[Opening Records shown section]

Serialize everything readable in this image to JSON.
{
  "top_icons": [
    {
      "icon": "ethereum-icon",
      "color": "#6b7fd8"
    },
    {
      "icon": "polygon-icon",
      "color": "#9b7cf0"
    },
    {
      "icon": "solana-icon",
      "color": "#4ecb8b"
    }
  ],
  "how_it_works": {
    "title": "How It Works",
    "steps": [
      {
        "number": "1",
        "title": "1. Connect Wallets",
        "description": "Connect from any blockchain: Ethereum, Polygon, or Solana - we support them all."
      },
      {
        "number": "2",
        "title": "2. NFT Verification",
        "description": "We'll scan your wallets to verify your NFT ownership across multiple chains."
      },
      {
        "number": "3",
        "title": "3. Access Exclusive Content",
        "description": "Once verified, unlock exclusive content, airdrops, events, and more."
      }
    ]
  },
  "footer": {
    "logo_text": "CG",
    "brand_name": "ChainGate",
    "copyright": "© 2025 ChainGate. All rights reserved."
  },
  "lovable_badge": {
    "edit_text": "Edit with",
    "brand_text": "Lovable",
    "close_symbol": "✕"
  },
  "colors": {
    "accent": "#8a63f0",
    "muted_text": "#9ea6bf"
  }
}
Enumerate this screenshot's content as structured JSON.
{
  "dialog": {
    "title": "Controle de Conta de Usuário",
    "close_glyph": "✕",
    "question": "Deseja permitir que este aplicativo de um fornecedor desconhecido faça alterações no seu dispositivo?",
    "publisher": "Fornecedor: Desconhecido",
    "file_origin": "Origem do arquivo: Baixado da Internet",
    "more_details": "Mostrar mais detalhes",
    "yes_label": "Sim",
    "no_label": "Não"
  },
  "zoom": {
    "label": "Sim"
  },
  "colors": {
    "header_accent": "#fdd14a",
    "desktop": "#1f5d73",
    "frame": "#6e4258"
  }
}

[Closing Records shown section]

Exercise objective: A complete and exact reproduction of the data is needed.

Task output:
Serialize everything readable in this image to JSON.
{
  "top_icons": [
    {
      "icon": "ethereum-icon",
      "color": "#6b7fd8"
    },
    {
      "icon": "polygon-icon",
      "color": "#9b7cf0"
    },
    {
      "icon": "solana-icon",
      "color": "#4ecb8b"
    }
  ],
  "how_it_works": {
    "title": "How It Works",
    "steps": [
      {
        "number": "1",
        "title": "1. Connect Wallets",
        "description": "Connect from any blockchain: Ethereum, Polygon, or Solana - we support them all."
      },
      {
        "number": "2",
        "title": "2. NFT Verification",
        "description": "We'll scan your wallets to verify your NFT ownership across multiple chains."
      },
      {
        "number": "3",
        "title": "3. Access Exclusive Content",
        "description": "Once verified, unlock exclusive content, airdrops, events, and more."
      }
    ]
  },
  "footer": {
    "logo_text": "CG",
    "brand_name": "ChainGate",
    "copyright": "© 2025 ChainGate. All rights reserved."
  },
  "lovable_badge": {
    "edit_text": "Edit with",
    "brand_text": "Lovable",
    "close_symbol": "✕"
  },
  "colors": {
    "accent": "#8a63f0",
    "muted_text": "#9ea6bf"
  }
}
Enumerate this screenshot's content as structured JSON.
{
  "dialog": {
    "title": "Controle de Conta de Usuário",
    "close_glyph": "✕",
    "question": "Deseja permitir que este aplicativo de um fornecedor desconhecido faça alterações no seu dispositivo?",
    "publisher": "Fornecedor: Desconhecido",
    "file_origin": "Origem do arquivo: Baixado da Internet",
    "more_details": "Mostrar mais detalhes",
    "yes_label": "Sim",
    "no_label": "Não"
  },
  "zoom": {
    "label": "Sim"
  },
  "colors": {
    "header_accent": "#fdd14a",
    "desktop": "#1f5d73",
    "frame": "#6e4258"
  }
}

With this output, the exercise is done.